*Exercise material:*
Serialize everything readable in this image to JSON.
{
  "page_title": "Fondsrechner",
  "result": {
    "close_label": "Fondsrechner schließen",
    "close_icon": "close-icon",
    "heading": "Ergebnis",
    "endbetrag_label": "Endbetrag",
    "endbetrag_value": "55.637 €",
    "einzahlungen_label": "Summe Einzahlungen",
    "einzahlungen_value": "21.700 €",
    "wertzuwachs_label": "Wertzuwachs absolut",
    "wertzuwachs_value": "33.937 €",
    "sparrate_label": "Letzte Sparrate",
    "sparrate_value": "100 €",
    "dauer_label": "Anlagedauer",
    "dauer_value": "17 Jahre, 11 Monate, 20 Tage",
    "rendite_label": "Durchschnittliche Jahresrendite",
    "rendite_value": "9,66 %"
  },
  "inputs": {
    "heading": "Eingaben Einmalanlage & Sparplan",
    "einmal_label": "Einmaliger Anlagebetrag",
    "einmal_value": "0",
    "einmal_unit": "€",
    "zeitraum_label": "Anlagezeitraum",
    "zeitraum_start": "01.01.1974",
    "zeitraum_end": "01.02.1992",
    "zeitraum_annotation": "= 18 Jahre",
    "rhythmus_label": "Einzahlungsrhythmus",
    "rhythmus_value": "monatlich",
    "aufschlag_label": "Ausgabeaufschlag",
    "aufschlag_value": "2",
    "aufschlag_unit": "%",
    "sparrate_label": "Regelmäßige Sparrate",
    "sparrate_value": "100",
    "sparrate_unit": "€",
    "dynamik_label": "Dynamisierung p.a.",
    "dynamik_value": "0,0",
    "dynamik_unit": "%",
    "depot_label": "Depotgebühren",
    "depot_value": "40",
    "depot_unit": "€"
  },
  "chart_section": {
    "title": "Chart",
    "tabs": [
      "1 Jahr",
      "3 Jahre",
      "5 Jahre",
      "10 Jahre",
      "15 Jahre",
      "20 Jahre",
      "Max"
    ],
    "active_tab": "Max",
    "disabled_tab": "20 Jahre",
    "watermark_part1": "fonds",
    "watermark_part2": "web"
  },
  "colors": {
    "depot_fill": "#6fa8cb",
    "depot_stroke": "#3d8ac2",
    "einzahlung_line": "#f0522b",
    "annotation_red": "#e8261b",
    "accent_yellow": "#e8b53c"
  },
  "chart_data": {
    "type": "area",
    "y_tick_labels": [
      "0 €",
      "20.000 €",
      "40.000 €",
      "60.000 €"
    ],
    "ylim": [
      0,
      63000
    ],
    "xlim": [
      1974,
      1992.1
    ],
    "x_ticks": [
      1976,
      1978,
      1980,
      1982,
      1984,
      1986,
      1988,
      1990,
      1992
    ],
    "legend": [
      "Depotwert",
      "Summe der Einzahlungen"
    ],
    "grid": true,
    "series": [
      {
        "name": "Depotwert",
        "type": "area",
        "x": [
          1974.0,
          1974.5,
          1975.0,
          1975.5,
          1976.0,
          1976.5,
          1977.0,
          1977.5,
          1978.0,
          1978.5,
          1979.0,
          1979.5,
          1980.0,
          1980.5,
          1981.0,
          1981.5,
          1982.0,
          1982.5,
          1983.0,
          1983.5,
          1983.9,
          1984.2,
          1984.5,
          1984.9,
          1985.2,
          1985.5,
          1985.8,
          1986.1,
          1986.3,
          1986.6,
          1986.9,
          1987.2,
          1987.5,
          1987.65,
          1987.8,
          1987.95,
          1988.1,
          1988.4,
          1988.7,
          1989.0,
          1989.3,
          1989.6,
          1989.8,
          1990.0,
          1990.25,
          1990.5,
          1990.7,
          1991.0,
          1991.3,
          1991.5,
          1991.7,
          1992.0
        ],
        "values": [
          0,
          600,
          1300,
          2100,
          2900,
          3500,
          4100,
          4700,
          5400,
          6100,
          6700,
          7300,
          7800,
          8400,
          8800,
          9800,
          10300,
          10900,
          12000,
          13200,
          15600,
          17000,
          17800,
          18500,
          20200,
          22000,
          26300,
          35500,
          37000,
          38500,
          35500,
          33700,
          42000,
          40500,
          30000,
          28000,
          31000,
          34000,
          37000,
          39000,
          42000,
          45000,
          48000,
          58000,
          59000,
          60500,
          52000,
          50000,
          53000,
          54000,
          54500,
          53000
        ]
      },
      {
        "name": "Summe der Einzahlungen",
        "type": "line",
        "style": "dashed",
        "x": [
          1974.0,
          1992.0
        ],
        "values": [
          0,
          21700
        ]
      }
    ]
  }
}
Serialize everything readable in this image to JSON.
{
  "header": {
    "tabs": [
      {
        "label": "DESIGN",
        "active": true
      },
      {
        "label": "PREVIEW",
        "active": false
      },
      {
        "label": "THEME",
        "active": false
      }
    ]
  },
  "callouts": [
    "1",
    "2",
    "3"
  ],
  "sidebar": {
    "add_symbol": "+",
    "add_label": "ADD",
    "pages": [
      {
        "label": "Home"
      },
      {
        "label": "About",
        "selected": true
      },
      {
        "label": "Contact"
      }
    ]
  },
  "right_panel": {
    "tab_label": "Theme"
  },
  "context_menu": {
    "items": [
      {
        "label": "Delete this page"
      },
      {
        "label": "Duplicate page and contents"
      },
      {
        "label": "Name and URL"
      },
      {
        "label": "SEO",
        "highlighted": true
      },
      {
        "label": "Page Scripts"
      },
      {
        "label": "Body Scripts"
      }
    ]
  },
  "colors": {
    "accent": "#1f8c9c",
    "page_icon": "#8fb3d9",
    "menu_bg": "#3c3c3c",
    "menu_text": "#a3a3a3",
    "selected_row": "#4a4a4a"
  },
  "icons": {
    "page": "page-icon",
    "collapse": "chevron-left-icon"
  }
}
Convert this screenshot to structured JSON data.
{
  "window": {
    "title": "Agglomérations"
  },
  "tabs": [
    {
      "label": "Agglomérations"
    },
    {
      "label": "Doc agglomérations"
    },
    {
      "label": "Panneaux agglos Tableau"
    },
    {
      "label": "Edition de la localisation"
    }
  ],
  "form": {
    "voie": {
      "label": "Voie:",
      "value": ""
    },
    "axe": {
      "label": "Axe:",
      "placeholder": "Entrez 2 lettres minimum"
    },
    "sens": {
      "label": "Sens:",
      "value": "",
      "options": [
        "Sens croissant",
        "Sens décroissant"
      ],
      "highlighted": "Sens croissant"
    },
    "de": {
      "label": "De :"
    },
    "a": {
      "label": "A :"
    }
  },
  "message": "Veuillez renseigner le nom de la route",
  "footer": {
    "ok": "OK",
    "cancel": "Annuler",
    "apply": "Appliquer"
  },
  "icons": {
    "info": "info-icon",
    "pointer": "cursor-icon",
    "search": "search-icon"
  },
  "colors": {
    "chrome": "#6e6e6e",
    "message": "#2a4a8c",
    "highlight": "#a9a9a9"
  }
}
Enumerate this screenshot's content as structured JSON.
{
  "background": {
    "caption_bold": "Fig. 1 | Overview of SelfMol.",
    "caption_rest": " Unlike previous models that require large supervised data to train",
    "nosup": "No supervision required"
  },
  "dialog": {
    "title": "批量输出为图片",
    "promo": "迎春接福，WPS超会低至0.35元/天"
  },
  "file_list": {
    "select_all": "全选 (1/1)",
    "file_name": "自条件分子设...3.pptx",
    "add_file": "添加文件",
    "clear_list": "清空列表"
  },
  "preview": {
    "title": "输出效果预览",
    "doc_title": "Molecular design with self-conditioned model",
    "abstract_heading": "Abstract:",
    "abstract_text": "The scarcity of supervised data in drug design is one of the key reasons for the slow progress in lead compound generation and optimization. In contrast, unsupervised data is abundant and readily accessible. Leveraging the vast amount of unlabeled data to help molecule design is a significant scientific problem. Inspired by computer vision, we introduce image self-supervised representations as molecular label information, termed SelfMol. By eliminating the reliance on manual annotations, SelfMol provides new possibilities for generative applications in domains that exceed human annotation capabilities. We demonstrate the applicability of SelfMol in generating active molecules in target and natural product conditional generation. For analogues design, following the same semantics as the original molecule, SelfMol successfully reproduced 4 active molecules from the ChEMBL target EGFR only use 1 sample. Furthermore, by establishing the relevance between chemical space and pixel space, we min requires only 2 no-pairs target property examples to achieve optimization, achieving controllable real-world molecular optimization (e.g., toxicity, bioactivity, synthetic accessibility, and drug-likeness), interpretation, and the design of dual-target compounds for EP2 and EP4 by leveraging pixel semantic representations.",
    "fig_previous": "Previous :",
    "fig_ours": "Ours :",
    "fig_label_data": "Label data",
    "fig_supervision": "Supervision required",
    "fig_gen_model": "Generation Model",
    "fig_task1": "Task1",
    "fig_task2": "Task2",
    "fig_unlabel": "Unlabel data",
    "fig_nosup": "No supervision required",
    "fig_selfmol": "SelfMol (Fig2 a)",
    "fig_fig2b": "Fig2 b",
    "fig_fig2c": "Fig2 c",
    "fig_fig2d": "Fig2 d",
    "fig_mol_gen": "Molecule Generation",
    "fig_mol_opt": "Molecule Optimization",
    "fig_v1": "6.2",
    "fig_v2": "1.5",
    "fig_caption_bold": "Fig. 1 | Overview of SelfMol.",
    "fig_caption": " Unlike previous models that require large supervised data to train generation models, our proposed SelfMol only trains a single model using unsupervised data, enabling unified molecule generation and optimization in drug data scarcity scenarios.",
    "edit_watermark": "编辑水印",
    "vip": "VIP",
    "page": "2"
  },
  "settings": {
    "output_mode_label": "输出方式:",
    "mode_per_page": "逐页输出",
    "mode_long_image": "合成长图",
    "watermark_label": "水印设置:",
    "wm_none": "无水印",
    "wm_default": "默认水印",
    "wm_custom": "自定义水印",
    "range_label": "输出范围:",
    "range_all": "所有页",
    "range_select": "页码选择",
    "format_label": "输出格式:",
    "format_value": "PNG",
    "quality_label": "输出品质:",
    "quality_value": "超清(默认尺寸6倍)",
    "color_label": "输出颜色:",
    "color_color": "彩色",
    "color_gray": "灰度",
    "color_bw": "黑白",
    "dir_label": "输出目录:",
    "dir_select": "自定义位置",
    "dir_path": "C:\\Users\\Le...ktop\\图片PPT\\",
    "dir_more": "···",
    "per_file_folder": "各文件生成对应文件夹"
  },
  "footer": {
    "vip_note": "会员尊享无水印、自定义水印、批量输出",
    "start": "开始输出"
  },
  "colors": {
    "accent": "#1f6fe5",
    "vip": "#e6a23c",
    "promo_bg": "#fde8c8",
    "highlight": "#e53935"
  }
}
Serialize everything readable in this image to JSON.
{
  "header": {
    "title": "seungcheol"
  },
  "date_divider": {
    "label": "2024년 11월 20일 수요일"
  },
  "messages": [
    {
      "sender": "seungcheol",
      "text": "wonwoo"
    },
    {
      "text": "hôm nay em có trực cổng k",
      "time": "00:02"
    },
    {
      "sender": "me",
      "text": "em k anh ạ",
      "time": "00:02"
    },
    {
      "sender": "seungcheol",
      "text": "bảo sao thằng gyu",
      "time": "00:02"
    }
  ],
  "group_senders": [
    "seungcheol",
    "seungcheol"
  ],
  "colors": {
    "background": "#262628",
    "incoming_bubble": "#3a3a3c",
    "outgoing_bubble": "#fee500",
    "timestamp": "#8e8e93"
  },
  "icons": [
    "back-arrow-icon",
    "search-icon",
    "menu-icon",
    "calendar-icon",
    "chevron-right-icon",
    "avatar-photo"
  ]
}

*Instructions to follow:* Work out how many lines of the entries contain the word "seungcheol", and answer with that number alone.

*Reply:* 5